The thesis adopts a relational ontology with a multi-epistemological and methodological approach, based primarily on Stengers’ (e.g., 2018) and Mols’ (e.g., 2002) respective scholarship. The aims of the thesis are to investigate, firstly; what is produced in epistemological encounters within and between the research fields of Early Childhood Education and neuroscience. Secondly; what is produced between these fields and preschool didactic practices. The focus for the latter is on the didactic practices relying on the extended language concept in the Swedish preschool curriculum.
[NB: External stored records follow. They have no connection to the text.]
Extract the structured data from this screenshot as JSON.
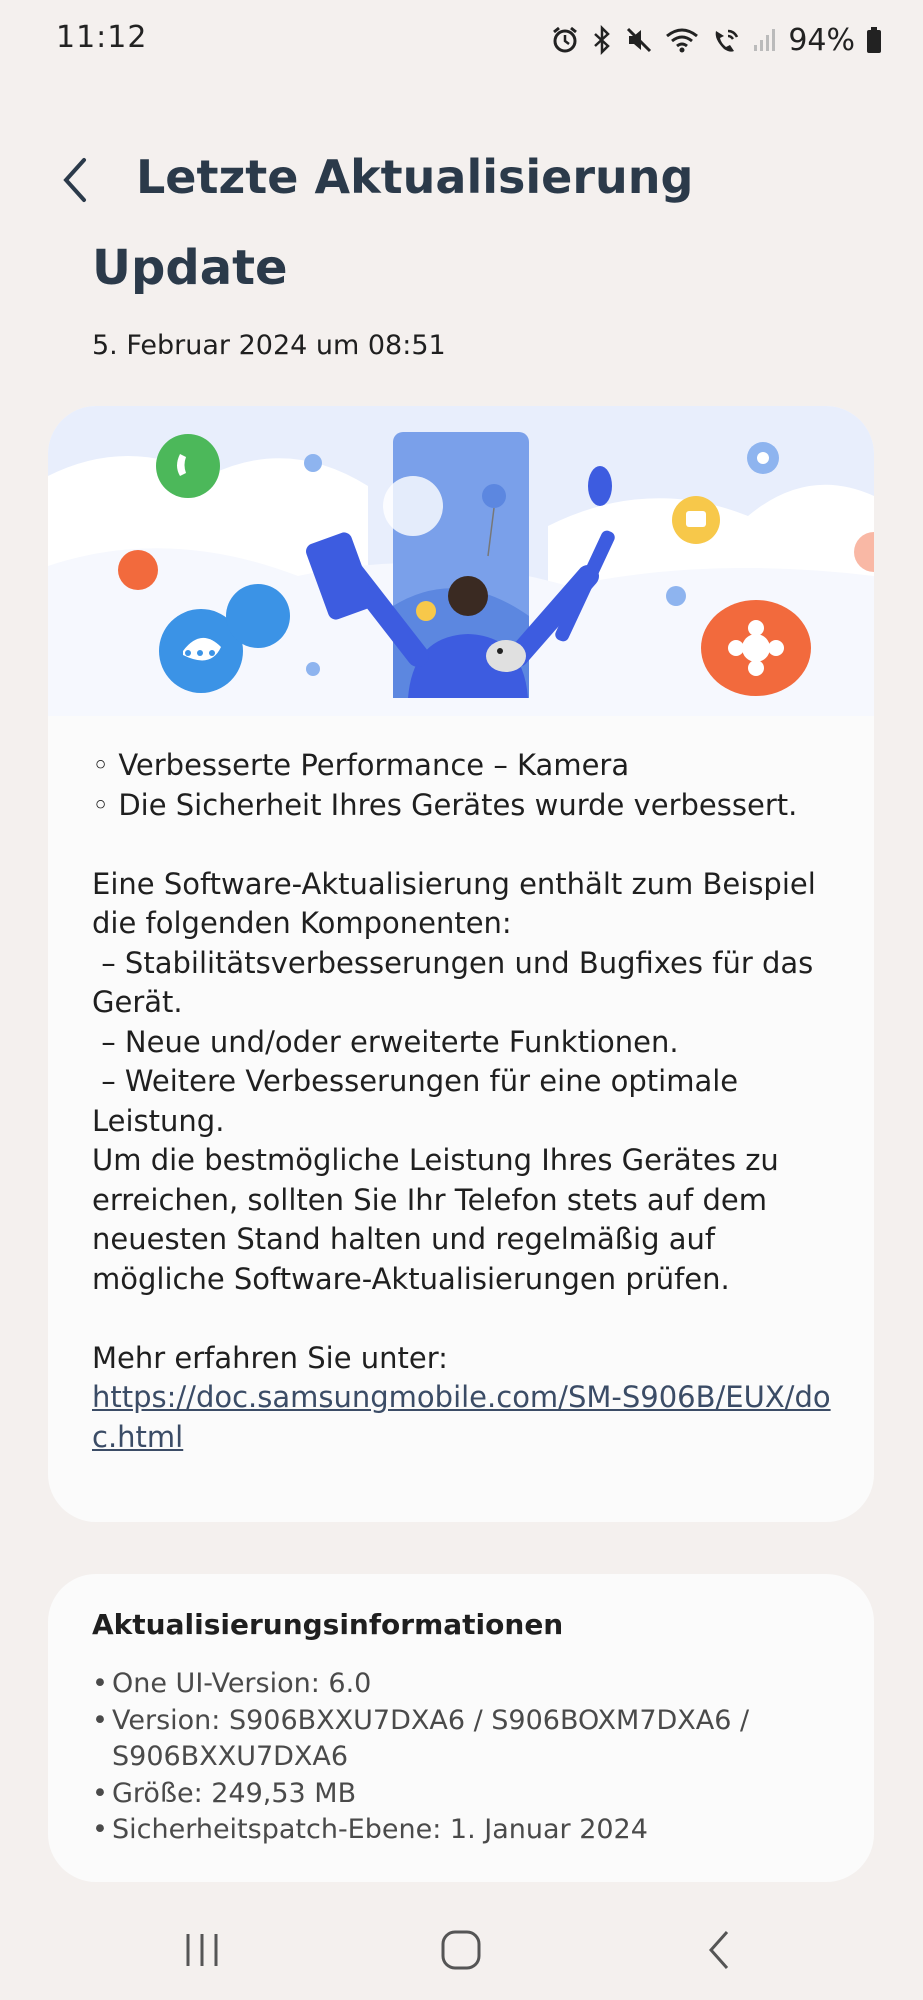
{
  "status_bar": {
    "time": "11:12",
    "battery": "94%",
    "icons": [
      "alarm-icon",
      "bluetooth-icon",
      "mute-icon",
      "wifi-icon",
      "wifi-calling-icon",
      "signal-icon",
      "battery-icon"
    ]
  },
  "header": {
    "title": "Letzte Aktualisierung",
    "back_icon": "chevron-left-icon"
  },
  "update": {
    "title": "Update",
    "date": "5. Februar 2024 um 08:51"
  },
  "notes": {
    "bullets": [
      "◦ Verbesserte Performance – Kamera",
      "◦ Die Sicherheit Ihres Gerätes wurde verbessert."
    ],
    "intro": "Eine Software-Aktualisierung enthält zum Beispiel die folgenden Komponenten:",
    "components": [
      " – Stabilitätsverbesserungen und Bugfixes für das Gerät.",
      " – Neue und/oder erweiterte Funktionen.",
      " – Weitere Verbesserungen für eine optimale Leistung."
    ],
    "advice": "Um die bestmögliche Leistung Ihres Gerätes zu erreichen, sollten Sie Ihr Telefon stets auf dem neuesten Stand halten und regelmäßig auf mögliche Software-Aktualisierungen prüfen.",
    "more_label": "Mehr erfahren Sie unter:",
    "link": "https://doc.samsungmobile.com/SM-S906B/EUX/doc.html"
  },
  "info": {
    "title": "Aktualisierungsinformationen",
    "items": [
      "One UI-Version: 6.0",
      "Version: S906BXXU7DXA6 / S906BOXM7DXA6 / S906BXXU7DXA6",
      "Größe: 249,53 MB",
      "Sicherheitspatch-Ebene: 1. Januar 2024"
    ]
  },
  "nav": {
    "recent_icon": "recent-apps-icon",
    "home_icon": "home-icon",
    "back_icon": "back-icon"
  },
  "colors": {
    "background": "#f4f0ee",
    "card": "#fbfbfb",
    "title": "#2b3a4a",
    "link": "#3b4c66",
    "accent_blue": "#3d5ce0",
    "accent_orange": "#f26a3d"
  }
}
To explore these aims in more detail, a series of so-called cartography mapping exercises have been conducted. On the one hand, in the analyses of the literature aimed at bringing the two fields together. On the other hand, cartography mapping has been conducted with educators in three preschools collaboratively analyzing their literacy practices. The Deleuze-inspired (Deleuze & Guattari, 1987) methodology of cartography mapping aspire to simultaneously critically deconstruct and productively experiment with underlying lines of thinking emerging from scientific or philosophical problems that concern development and learning, and especially language development and skills of literacy during the preschool years (Lenz Taguchi, 2016a, 2016b).
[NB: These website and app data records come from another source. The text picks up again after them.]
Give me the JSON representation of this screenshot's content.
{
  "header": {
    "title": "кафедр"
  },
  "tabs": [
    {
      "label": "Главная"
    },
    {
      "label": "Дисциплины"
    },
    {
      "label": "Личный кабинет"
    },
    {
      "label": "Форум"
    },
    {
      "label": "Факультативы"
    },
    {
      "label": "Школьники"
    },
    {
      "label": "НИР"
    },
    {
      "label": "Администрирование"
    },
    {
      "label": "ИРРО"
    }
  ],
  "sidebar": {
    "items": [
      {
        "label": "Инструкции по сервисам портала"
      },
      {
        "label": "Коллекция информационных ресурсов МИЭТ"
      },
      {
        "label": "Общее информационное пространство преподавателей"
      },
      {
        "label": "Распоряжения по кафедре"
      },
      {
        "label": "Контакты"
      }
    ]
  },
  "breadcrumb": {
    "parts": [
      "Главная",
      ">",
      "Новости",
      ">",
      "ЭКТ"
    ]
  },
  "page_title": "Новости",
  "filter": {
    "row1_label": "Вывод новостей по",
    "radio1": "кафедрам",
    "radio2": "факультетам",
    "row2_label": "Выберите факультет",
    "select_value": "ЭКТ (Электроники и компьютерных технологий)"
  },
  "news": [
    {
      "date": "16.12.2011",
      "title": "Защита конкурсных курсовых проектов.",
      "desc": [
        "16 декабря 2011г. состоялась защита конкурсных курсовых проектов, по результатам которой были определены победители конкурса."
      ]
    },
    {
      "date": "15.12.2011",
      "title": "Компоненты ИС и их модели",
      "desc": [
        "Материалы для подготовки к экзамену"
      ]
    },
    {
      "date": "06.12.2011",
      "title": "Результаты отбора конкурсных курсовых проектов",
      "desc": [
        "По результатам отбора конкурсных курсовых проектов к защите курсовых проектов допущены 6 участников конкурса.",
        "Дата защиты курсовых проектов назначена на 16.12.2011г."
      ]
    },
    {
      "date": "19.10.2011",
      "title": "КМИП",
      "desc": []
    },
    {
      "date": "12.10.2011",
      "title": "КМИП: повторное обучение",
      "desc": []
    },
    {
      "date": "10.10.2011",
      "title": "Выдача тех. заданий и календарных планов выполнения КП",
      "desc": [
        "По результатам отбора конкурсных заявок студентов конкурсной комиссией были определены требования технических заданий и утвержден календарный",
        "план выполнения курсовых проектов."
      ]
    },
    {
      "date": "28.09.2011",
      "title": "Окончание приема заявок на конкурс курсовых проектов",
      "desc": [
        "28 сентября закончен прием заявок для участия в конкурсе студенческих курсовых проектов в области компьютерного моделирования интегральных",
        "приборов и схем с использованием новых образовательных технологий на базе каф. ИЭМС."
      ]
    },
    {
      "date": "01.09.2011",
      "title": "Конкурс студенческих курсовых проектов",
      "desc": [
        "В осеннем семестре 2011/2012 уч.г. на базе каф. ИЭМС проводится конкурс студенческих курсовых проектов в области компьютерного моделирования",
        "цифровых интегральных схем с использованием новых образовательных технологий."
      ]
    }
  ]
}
The knowledge that this thesis produces is summarized below. Cartography mapping can be used both as a research method and as a method in pedagogical practice. In addition, cartography mapping can accommodate issues in different epistemologies and in different practices, such as research practice and preschool didactic practice. That is, practices that are related and share an overarching aim, but which are nevertheless not the same. The method reveals the different epistemologies present and how they can operate simultaneously within preschool didactic practice. The results from the thesis support the Swedish preschool curriculum goals which encompasses a dual assignment of learning (group and individual), that require different epistemological and didactic methods to be fulfilled.

A preschool practice based on scientific evidence and verified experience-based knowledge thus requires the use of a wide range of theories and epistemologies to guide preschool staff. Hence, the results of this thesis show not just the presence, but also the possibility of developing a multi-epistemological didactic repertoire in preschool development and learning practices.
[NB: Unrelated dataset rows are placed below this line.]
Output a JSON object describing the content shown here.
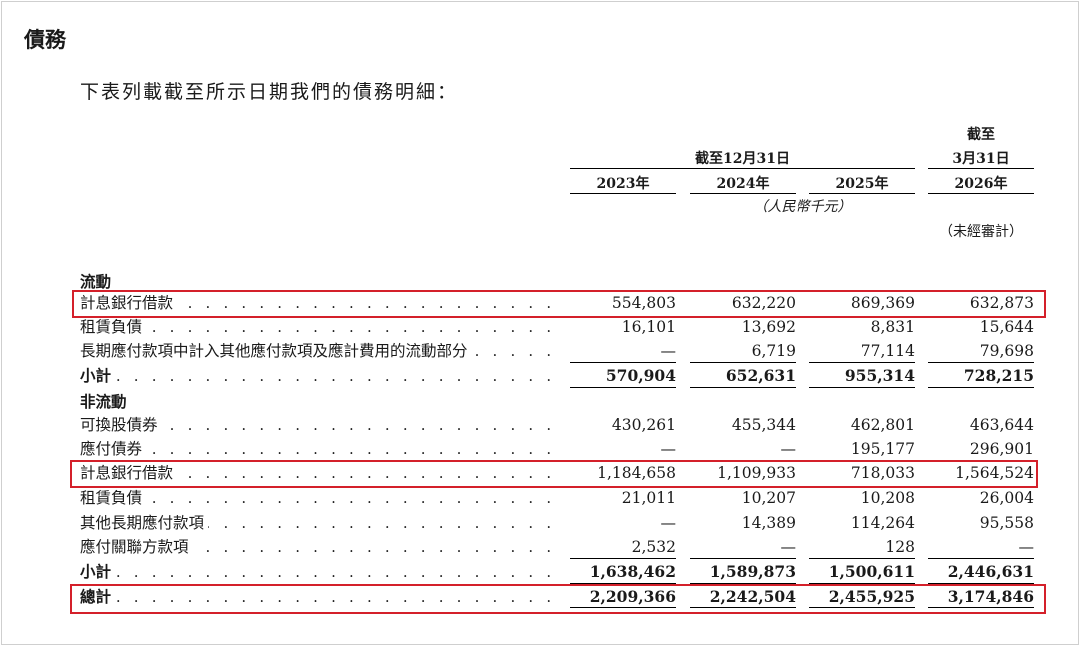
{
  "heading": "債務",
  "intro": "下表列載截至所示日期我們的債務明細：",
  "header": {
    "group1": "截至12月31日",
    "group2_line1": "截至",
    "group2_line2": "3月31日",
    "years": [
      "2023年",
      "2024年",
      "2025年",
      "2026年"
    ],
    "unit": "（人民幣千元）",
    "unaudited": "（未經審計）"
  },
  "sections": {
    "current": "流動",
    "noncurrent": "非流動"
  },
  "rows": [
    {
      "label": "計息銀行借款",
      "values": [
        "554,803",
        "632,220",
        "869,369",
        "632,873"
      ]
    },
    {
      "label": "租賃負債",
      "values": [
        "16,101",
        "13,692",
        "8,831",
        "15,644"
      ]
    },
    {
      "label": "長期應付款項中計入其他應付款項及應計費用的流動部分",
      "values": [
        "—",
        "6,719",
        "77,114",
        "79,698"
      ]
    },
    {
      "label": "小計",
      "values": [
        "570,904",
        "652,631",
        "955,314",
        "728,215"
      ]
    },
    {
      "label": "可換股債券",
      "values": [
        "430,261",
        "455,344",
        "462,801",
        "463,644"
      ]
    },
    {
      "label": "應付債券",
      "values": [
        "—",
        "—",
        "195,177",
        "296,901"
      ]
    },
    {
      "label": "計息銀行借款",
      "values": [
        "1,184,658",
        "1,109,933",
        "718,033",
        "1,564,524"
      ]
    },
    {
      "label": "租賃負債",
      "values": [
        "21,011",
        "10,207",
        "10,208",
        "26,004"
      ]
    },
    {
      "label": "其他長期應付款項",
      "values": [
        "—",
        "14,389",
        "114,264",
        "95,558"
      ]
    },
    {
      "label": "應付關聯方款項",
      "values": [
        "2,532",
        "—",
        "128",
        "—"
      ]
    },
    {
      "label": "小計",
      "values": [
        "1,638,462",
        "1,589,873",
        "1,500,611",
        "2,446,631"
      ]
    },
    {
      "label": "總計",
      "values": [
        "2,209,366",
        "2,242,504",
        "2,455,925",
        "3,174,846"
      ]
    }
  ],
  "highlight_color": "#d4202a"
}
Place, publisher, year, edition, pages
Stockholm: Barn- och ungdomsvetenskapliga institutionen, Stockholms universitet, 2019. p. 156
Keywords
neuroeducation, educational neuroscience, Swedish preschool, early childhood education, cartographic mapping, neuropedagogik, pedagogisk neurovetenskap, svensk förskola, förskoledidaktik, kartografiskt spårande
National Category
Didactics Pedagogy
Research subject
Early Childhood Education
Identifiers
urn:nbn:se:su:diva-171252 (URN)978-91-7797-745-2 (ISBN)978-91-7797-746-9 (ISBN)
Public defence
2019-09-20, Nordenskiöldsalen, Geovetenskapens hus, Svante Arrhenius väg 12, Stockholm, 13:00 (Swedish)
Opponent
Supervisors
Note

At the time of the doctoral defense, the following paper was unpublished and had a status as follows: Paper 3: Manuscript.

Available from: 2019-08-28 Created: 2019-08-04 Last updated: 2019-08-19Bibliographically approved

Open Access in DiVA

No full text in DiVA

Other links

Publisher's full text

Search in DiVA

By author/editor
Aronsson, Lena
By organisation
Department of Child and Youth Studies
In the same journal
Policy Futures in Education
Pedagogy

Search outside of DiVA

GoogleGoogle Scholar

doi
urn-nbn

Altmetric score

doi
urn-nbn
Total: 85 hits
CiteExportLink to record
Permanent link

Direct link
Cite
Citation style
  • apa
  • ieee
  • modern-language-association-8th-edition
  • vancouver
  • Other style
More styles
Language
  • de-DE
  • en-GB
  • en-US
  • fi-FI
  • nn-NO
  • nn-NB
  • sv-SE
  • Other locale
More languages
Output format
  • html
  • text
  • asciidoc
  • rtf